- Task goal: Write out the whole listing word for word.

- Entries provided:
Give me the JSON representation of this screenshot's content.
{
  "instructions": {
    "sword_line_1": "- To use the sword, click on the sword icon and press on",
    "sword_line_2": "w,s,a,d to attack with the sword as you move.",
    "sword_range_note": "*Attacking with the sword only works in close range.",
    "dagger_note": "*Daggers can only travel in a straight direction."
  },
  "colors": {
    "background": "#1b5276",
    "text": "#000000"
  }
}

- Task output:
Give me the JSON representation of this screenshot's content.
{
  "instructions": {
    "sword_line_1": "- To use the sword, click on the sword icon and press on",
    "sword_line_2": "w,s,a,d to attack with the sword as you move.",
    "sword_range_note": "*Attacking with the sword only works in close range.",
    "dagger_note": "*Daggers can only travel in a straight direction."
  },
  "colors": {
    "background": "#1b5276",
    "text": "#000000"
  }
}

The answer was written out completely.